“We knew if we were going to get anything accomplished, something immediate like football would be paramount in making things work,” recalled Guliano, director of athletics for Warren Schools at the time. “There were good and bad days; tough times we had to go through. It wasn’t easy, but we got through it. We didn’t have time to think about subliminal messages. We had to work and get things going.”
Annarella didn’t talk much about his personal triumphs, but there had to be a deep fondness for what transpired in 1990 and, in particular, the win over Princeton.
“We had one heck of a reunion in his locker room after the game,” recalled Charlton, who was coaching Hiram College at the time. “I’ll never forget that.”
One reason for Annarella’s success on the field was his willingness to adapt to the times. There weren’t many sophisticated passing attacks when he coached defense at East Liverpool in the 1970s. That changed over the years, which was witnessed on the 1990 Harding team, when he took advantage of receiver Omar Provitt’s incredible athleticism. Later he saw worth in the spread offensive alignments that are prevalent these days.
“He’s progressed,” Guliano said. “He made changes to the way they played, throwing the football. Back then, everyone ran the ball. The 1990 team with the people he had, from then on he opened things up. When he went to Fitch he ran the hurry up. When I saw that, I said, ‘Oh boy, he’s embracing some of that stuff.’”
Charlton was among the first that saw the potential Annarella brought to coaching. In the succeeding years, Annarella’s list of admirers grew, not just because of his longevity, but because of his stature as one of the area’s fine gentlemen/coaches.
“He did it well every place he went,” said former Ursuline and Howland coach Dick Angle. “He won, and his kids played hard and clean on the field. Some of his kids went on to have college careers. He had a passion for the game, and he always wanted to give to it.”
That helping spirit led Annarella to donate equipment to the Niles football program after Fitch had purchased new equipment.
“I think he loved his time at Niles,” Niles coach Jim Parry stated in a Facebook post. “He wasn’t there for the longest period of time, but we talked about his time and I think it was a special place in his heart there. For him to reach out to us, it means more now, today, sadly with his passing.”

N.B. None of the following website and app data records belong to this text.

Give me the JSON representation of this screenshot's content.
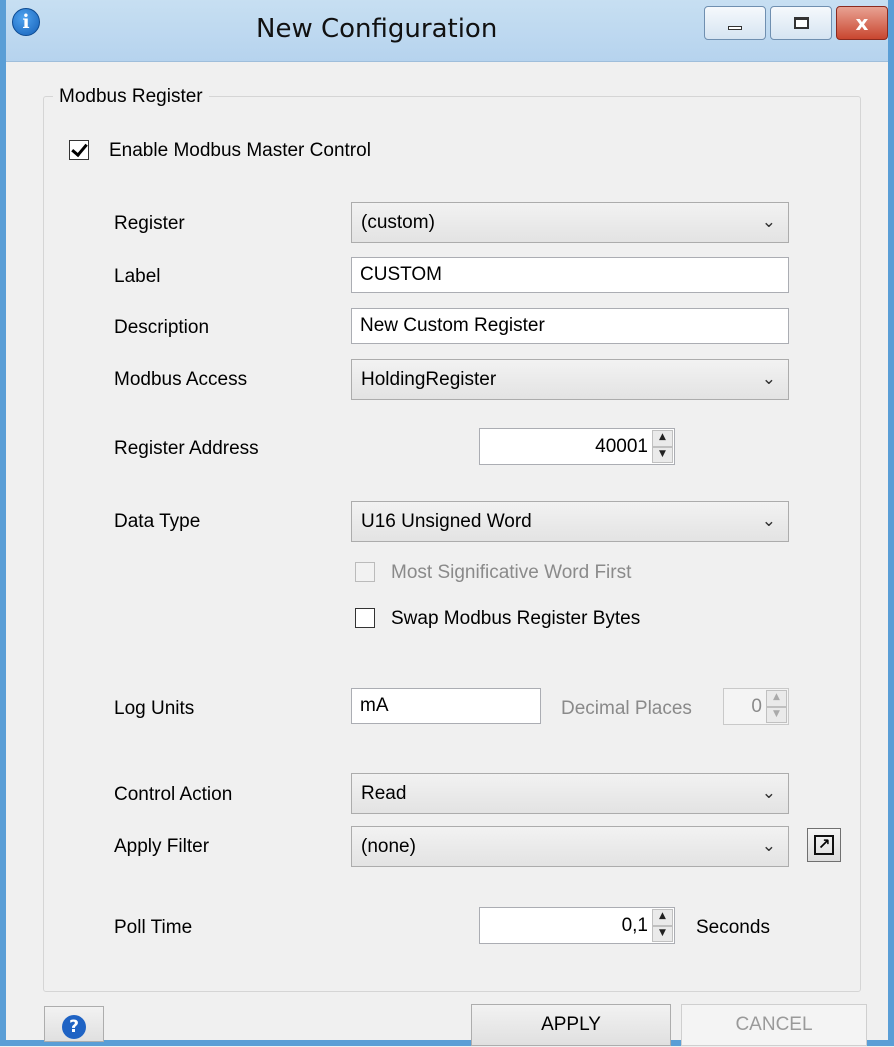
{
  "window": {
    "title": "New Configuration",
    "info_glyph": "i",
    "close_glyph": "x",
    "icons": [
      "info-icon",
      "minimize-icon",
      "maximize-icon",
      "close-icon"
    ]
  },
  "group": {
    "title": "Modbus Register"
  },
  "enable_master": {
    "label": "Enable Modbus Master Control",
    "checked": true
  },
  "fields": {
    "register": {
      "label": "Register",
      "value": "(custom)"
    },
    "label": {
      "label": "Label",
      "value": "CUSTOM"
    },
    "description": {
      "label": "Description",
      "value": "New Custom Register"
    },
    "modbus_access": {
      "label": "Modbus Access",
      "value": "HoldingRegister"
    },
    "register_address": {
      "label": "Register Address",
      "value": "40001"
    },
    "data_type": {
      "label": "Data Type",
      "value": "U16 Unsigned Word"
    },
    "msw_first": {
      "label": "Most Significative Word First",
      "checked": false,
      "enabled": false
    },
    "swap_bytes": {
      "label": "Swap Modbus Register Bytes",
      "checked": false
    },
    "log_units": {
      "label": "Log Units",
      "value": "mA"
    },
    "decimal_places": {
      "label": "Decimal Places",
      "value": "0",
      "enabled": false
    },
    "control_action": {
      "label": "Control Action",
      "value": "Read"
    },
    "apply_filter": {
      "label": "Apply Filter",
      "value": "(none)"
    },
    "poll_time": {
      "label": "Poll Time",
      "value": "0,1",
      "unit": "Seconds"
    }
  },
  "glyphs": {
    "chevron": "⌄",
    "spin_up": "▲",
    "spin_down": "▼",
    "popout": "↗",
    "help": "?"
  },
  "buttons": {
    "apply": "APPLY",
    "cancel": "CANCEL"
  },
  "colors": {
    "title_bar": "#b6d3ee",
    "close_button": "#c9462f",
    "help_icon": "#1f63c4"
  }
}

When Parry was an assistant at Harding, Annarella asked to meet him at a McDonald’s to talk strategy. It was a classic case of the teacher asking the pupil for advice.
“This is a guy who’s trying to learn from me,” Parry said. “I spent my life trying to learn from people like him. He was constantly trying to gain an edge. He was always into the details.”
The 2019 football season won’t seem the same without Annarella standing on the sideline, his arms neatly folded while watching another group of young men play the game to which he was so dedicated. On countless personal levels, Annarella’s absence can’t be calculated.
Bohren will miss the 4:30 p.m. late lunch he and Annarella shared at Leo’s Ristorante in Howland every Wednesday. Bohren can still see Annarella sneaking away from the table to look at a TV in the bar area to see how his beloved Pittsburgh Pirates were doing.
“They talk about (Niles legendary coach Tony) Mason and (Mooney legend Don) Bucci,” Bohren said. “He (Annarella) didn’t take a back seat to anybody. He was an outstanding football coach and you had better buckle up when you came in to play him.”
Hall, like a son’s relationship to a father, will miss hearing his voice.
“I was heartbroken,” Hall said. “I was shocked. I didn’t see it coming. I’m really sad. I want to have another conversation with him.”
Doesn’t everybody who ever knew Phil Annarella.